Are Estate Plans Only for Wealthy Individuals?

There is a false idea that only the rich and famous need an estate plan. The truth is that everyone can benefit from an estate plan. 

Although you may not realize it, anyone can have an estate. An estate actually includes everything you own, from a vehicle, real estate, bank account, or life insurance. You have the power and the possibility to decide who can get what and when they will receive it. If you die without addressing estate planning matters, your estate will be distributed according to state intestacy laws. In other words, the State of Colorado will make these decisions instead of you.

Proper planning can help your friends and family avoid an extensive and expensive probate process, as well as specify how you want to disperse your assets.

Is a Will Different from a Living Will?

When should I begin planning my estate?

Yes. A will allows the testator (the person making the will) to provide for their children, spouse, other loved ones, and even pets after their death. Leaving your property to charitable organizations through your Colorado will is also an option. Essentially, the will is a legal document you can use to distribute your property as you wish upon your death. 

On the other hand, a living will include instructions on your medical care decisions should you become incapable of making them on your own. Such a document would typically take effect within your lifetime, but only if death is imminent, while a last will and testament take effect after your death.

Do I Ever Need to Update My Will?

If you made your will a few years ago or longer, it may be in your best interest to update your plans, especially if you have experienced the birth of a child, marriage, or divorce in those years. These events are a prime example of why you want to be sure your estate plan reflects the most current position you are in. It is essential to regularly check your estate plan to ensure it accurately reflects your wishes.

It’s a good idea to do that every few years with a trusted attorney because laws governing estate planning and federal estate taxes change frequently. Making sure everything is in order or determining whether changes should be made is always a wise move. 

What Should I Include in My Estate Plan?

Where Do I Start?

A thorough estate plan should include more than a trust or will.
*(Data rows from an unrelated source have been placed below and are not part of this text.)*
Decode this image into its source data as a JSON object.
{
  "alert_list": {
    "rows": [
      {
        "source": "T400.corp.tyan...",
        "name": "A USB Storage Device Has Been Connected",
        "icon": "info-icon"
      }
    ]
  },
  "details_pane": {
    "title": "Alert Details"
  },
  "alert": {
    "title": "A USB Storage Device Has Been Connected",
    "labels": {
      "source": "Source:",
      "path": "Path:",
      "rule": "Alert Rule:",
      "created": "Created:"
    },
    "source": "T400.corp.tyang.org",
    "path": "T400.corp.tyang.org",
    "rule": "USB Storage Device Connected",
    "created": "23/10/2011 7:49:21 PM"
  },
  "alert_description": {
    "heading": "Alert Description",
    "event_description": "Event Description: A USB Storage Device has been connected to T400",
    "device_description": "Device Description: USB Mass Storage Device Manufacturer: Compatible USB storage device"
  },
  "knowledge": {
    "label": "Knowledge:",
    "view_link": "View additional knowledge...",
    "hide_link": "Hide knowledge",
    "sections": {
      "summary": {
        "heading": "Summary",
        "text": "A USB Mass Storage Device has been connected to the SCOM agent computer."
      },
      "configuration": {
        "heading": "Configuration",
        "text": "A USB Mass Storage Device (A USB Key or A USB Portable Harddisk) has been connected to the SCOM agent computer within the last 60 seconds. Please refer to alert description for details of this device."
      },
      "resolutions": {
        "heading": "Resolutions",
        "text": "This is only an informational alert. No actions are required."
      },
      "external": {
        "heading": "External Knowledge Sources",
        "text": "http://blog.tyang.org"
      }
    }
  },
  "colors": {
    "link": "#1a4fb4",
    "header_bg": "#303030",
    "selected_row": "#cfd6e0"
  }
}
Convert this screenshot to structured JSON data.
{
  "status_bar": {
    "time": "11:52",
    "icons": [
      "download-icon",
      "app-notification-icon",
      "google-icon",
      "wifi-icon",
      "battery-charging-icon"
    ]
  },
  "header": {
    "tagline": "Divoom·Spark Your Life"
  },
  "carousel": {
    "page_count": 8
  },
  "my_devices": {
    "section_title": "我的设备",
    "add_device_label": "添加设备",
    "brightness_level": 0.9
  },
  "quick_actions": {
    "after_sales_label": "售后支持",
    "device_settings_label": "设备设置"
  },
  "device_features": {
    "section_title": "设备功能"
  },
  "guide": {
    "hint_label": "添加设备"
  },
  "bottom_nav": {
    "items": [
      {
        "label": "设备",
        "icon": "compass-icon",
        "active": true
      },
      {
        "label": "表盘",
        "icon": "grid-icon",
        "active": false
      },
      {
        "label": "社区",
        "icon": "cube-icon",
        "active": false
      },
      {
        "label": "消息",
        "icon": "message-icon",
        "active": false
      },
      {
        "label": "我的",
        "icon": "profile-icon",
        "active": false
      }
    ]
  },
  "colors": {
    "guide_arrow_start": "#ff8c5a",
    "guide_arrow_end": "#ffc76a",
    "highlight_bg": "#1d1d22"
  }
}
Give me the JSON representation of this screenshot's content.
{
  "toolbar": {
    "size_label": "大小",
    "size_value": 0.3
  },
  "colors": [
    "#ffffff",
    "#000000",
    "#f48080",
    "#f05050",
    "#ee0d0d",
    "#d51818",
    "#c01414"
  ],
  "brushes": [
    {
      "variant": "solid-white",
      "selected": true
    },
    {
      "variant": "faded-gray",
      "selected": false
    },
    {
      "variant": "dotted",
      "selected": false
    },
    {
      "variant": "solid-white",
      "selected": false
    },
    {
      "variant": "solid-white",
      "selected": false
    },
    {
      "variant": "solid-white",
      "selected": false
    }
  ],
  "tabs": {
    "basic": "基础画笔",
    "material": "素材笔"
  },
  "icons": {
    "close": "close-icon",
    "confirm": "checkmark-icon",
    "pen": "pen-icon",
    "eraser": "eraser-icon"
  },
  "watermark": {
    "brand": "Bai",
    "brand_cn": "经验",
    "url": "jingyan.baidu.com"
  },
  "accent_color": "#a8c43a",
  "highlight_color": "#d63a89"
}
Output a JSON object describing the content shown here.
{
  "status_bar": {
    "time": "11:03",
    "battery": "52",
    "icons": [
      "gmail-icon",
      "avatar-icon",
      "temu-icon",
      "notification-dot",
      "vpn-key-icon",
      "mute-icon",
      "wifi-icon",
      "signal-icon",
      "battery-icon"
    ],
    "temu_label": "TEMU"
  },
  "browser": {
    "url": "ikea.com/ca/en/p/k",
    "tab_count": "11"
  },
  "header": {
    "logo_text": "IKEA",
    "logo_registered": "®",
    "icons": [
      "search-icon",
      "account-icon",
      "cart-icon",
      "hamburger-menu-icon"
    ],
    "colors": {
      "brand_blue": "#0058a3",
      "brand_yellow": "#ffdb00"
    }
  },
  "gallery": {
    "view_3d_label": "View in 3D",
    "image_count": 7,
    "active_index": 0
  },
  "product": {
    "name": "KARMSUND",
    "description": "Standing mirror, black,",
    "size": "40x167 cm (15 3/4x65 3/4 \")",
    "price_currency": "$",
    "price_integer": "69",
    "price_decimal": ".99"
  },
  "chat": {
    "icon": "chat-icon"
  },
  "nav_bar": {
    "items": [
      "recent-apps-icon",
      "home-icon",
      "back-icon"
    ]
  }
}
If you have any minor children or care for a vulnerable adult, you should have guardianship in place. Trusts are also a good tool to pass on assets that can also allow you to control the contents while you are alive. You can also appoint a health care agent and power of attorney to make decisions on your behalf when you cannot, and a health care directive can specify your medical wishes for you as well.

What Is Probate and Is It Necessary?

In general, whenever a person dies with property titled in their name, probate is needed. Usually, that property has to be re-titled and transferred to the deceased person’s heirs. 

Probate can be an expensive and lengthy process of validating and approving a deceased individual’s will and making sure all debts are paid and the assets are distributed according to the terms of the will.

However, if the deceased person held all of their property jointly with another individual, probate may not be necessary. Furthermore, if the deceased person had designated a beneficiary for all their estate assets, probate may not be necessary. But, if the beneficiary of a certain asset died before the decedent or if the decedent forgot to name a beneficiary for a particular asset, then a probate proceeding may be needed. 

With careful Colorado estate planning, probate may be avoided. Also, your estate may qualify for simplified “small estate” probate procedures under Colorado law (Rev. Stat. § 15-12-1203). 

Where Do I Start?

If you are looking to begin your estate plan or update it to meet your current wishes, contact a Colorado estate planning attorney you can trust today.

Contact my office in Centennial to schedule your initial consultation by calling (303) 394-2358 or emailing me here to take the first step in your estate plan.

Flat-fee options are available for wills, trusts and probate:

(303) 394-2358